Pick out all lines in the listing holding the string "name" and copy them.
== == ==
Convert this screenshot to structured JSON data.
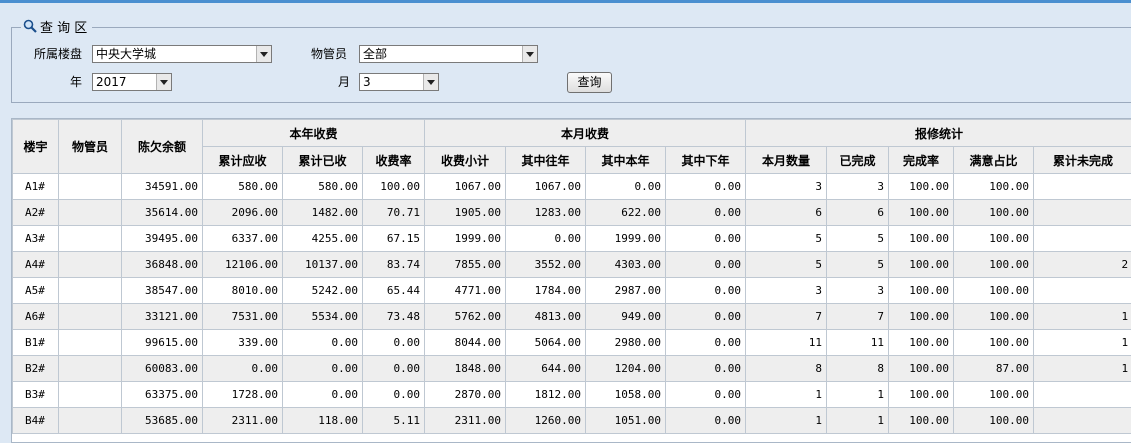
{
  "query": {
    "legend": "查 询 区",
    "building_label": "所属楼盘",
    "building_value": "中央大学城",
    "manager_label": "物管员",
    "manager_value": "全部",
    "year_label": "年",
    "year_value": "2017",
    "month_label": "月",
    "month_value": "3",
    "submit_label": "查询"
  },
  "table": {
    "headers": {
      "building": "楼宇",
      "manager": "物管员",
      "arrears": "陈欠余额",
      "group_year": "本年收费",
      "group_month": "本月收费",
      "group_repair": "报修统计",
      "cols": [
        "累计应收",
        "累计已收",
        "收费率",
        "收费小计",
        "其中往年",
        "其中本年",
        "其中下年",
        "本月数量",
        "已完成",
        "完成率",
        "满意占比",
        "累计未完成"
      ]
    },
    "rows": [
      [
        "A1#",
        "",
        "34591.00",
        "580.00",
        "580.00",
        "100.00",
        "1067.00",
        "1067.00",
        "0.00",
        "0.00",
        "3",
        "3",
        "100.00",
        "100.00",
        ""
      ],
      [
        "A2#",
        "",
        "35614.00",
        "2096.00",
        "1482.00",
        "70.71",
        "1905.00",
        "1283.00",
        "622.00",
        "0.00",
        "6",
        "6",
        "100.00",
        "100.00",
        ""
      ],
      [
        "A3#",
        "",
        "39495.00",
        "6337.00",
        "4255.00",
        "67.15",
        "1999.00",
        "0.00",
        "1999.00",
        "0.00",
        "5",
        "5",
        "100.00",
        "100.00",
        ""
      ],
      [
        "A4#",
        "",
        "36848.00",
        "12106.00",
        "10137.00",
        "83.74",
        "7855.00",
        "3552.00",
        "4303.00",
        "0.00",
        "5",
        "5",
        "100.00",
        "100.00",
        "2"
      ],
      [
        "A5#",
        "",
        "38547.00",
        "8010.00",
        "5242.00",
        "65.44",
        "4771.00",
        "1784.00",
        "2987.00",
        "0.00",
        "3",
        "3",
        "100.00",
        "100.00",
        ""
      ],
      [
        "A6#",
        "",
        "33121.00",
        "7531.00",
        "5534.00",
        "73.48",
        "5762.00",
        "4813.00",
        "949.00",
        "0.00",
        "7",
        "7",
        "100.00",
        "100.00",
        "1"
      ],
      [
        "B1#",
        "",
        "99615.00",
        "339.00",
        "0.00",
        "0.00",
        "8044.00",
        "5064.00",
        "2980.00",
        "0.00",
        "11",
        "11",
        "100.00",
        "100.00",
        "1"
      ],
      [
        "B2#",
        "",
        "60083.00",
        "0.00",
        "0.00",
        "0.00",
        "1848.00",
        "644.00",
        "1204.00",
        "0.00",
        "8",
        "8",
        "100.00",
        "87.00",
        "1"
      ],
      [
        "B3#",
        "",
        "63375.00",
        "1728.00",
        "0.00",
        "0.00",
        "2870.00",
        "1812.00",
        "1058.00",
        "0.00",
        "1",
        "1",
        "100.00",
        "100.00",
        ""
      ],
      [
        "B4#",
        "",
        "53685.00",
        "2311.00",
        "118.00",
        "5.11",
        "2311.00",
        "1260.00",
        "1051.00",
        "0.00",
        "1",
        "1",
        "100.00",
        "100.00",
        ""
      ]
    ]
  }
}
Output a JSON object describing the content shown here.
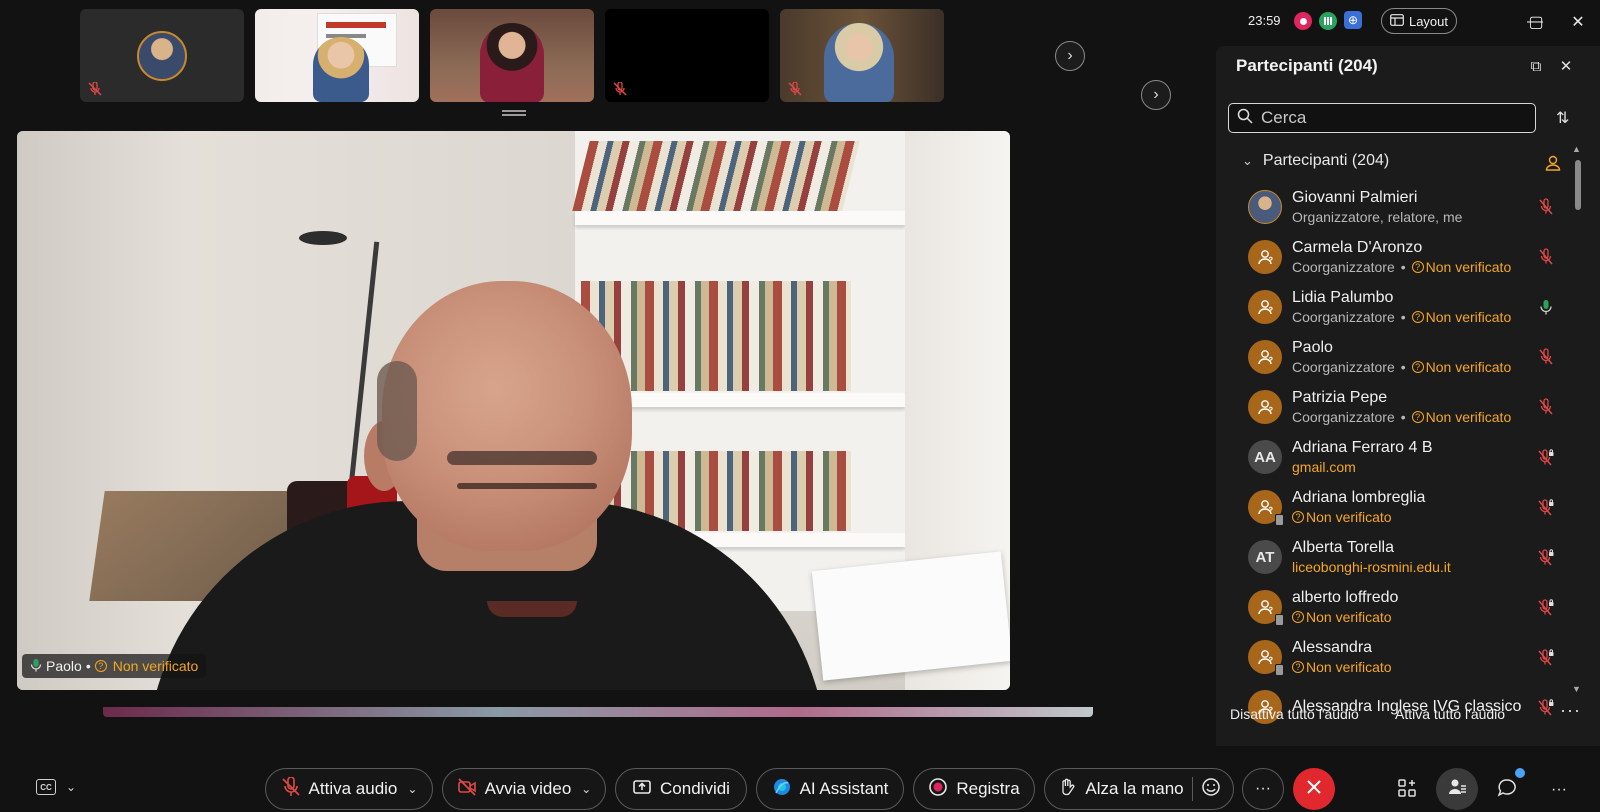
{
  "clock": {
    "time": "23:59"
  },
  "topbar": {
    "layout_label": "Layout"
  },
  "main_video": {
    "name": "Paolo",
    "status": "Non verificato"
  },
  "panel": {
    "title": "Partecipanti (204)",
    "search_placeholder": "Cerca",
    "group_label": "Partecipanti (204)",
    "mute_all": "Disattiva tutto l'audio",
    "unmute_all": "Attiva tutto l'audio",
    "participants": [
      {
        "name": "Giovanni Palmieri",
        "role": "Organizzatore, relatore, me",
        "status": "",
        "avatar": "photo",
        "initials": "",
        "mic": "muted"
      },
      {
        "name": "Carmela D'Aronzo",
        "role": "Coorganizzatore",
        "status": "Non verificato",
        "avatar": "orange",
        "initials": "",
        "mic": "muted"
      },
      {
        "name": "Lidia Palumbo",
        "role": "Coorganizzatore",
        "status": "Non verificato",
        "avatar": "orange",
        "initials": "",
        "mic": "active"
      },
      {
        "name": "Paolo",
        "role": "Coorganizzatore",
        "status": "Non verificato",
        "avatar": "orange",
        "initials": "",
        "mic": "muted"
      },
      {
        "name": "Patrizia Pepe",
        "role": "Coorganizzatore",
        "status": "Non verificato",
        "avatar": "orange",
        "initials": "",
        "mic": "muted"
      },
      {
        "name": "Adriana Ferraro 4 B",
        "role": "",
        "status": "gmail.com",
        "avatar": "grey",
        "initials": "AA",
        "mic": "muted-locked"
      },
      {
        "name": "Adriana lombreglia",
        "role": "",
        "status": "Non verificato",
        "avatar": "orange-device",
        "initials": "",
        "mic": "muted-locked"
      },
      {
        "name": "Alberta Torella",
        "role": "",
        "status": "liceobonghi-rosmini.edu.it",
        "avatar": "grey",
        "initials": "AT",
        "mic": "muted-locked"
      },
      {
        "name": "alberto loffredo",
        "role": "",
        "status": "Non verificato",
        "avatar": "orange-device",
        "initials": "",
        "mic": "muted-locked"
      },
      {
        "name": "Alessandra",
        "role": "",
        "status": "Non verificato",
        "avatar": "orange-device",
        "initials": "",
        "mic": "muted-locked"
      },
      {
        "name": "Alessandra Inglese IVG classico",
        "role": "",
        "status": "",
        "avatar": "orange",
        "initials": "",
        "mic": "muted-locked"
      }
    ]
  },
  "toolbar": {
    "audio": "Attiva audio",
    "video": "Avvia video",
    "share": "Condividi",
    "ai": "AI Assistant",
    "record": "Registra",
    "raise_hand": "Alza la mano",
    "more": "···"
  },
  "colors": {
    "accent_orange": "#f5a623",
    "end_call_red": "#e0282e",
    "mic_active_green": "#2aa35e"
  }
}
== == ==
▸ **ANSWER TO THIS PROBLEM**:
    "name": "Paolo",
        "name": "Giovanni Palmieri",
        "name": "Carmela D'Aronzo",
        "name": "Lidia Palumbo",
        "name": "Paolo",
        "name": "Patrizia Pepe",
        "name": "Adriana Ferraro 4 B",
        "name": "Adriana lombreglia",
        "name": "Alberta Torella",
        "name": "alberto loffredo",
        "name": "Alessandra",
        "name": "Alessandra Inglese IVG classico",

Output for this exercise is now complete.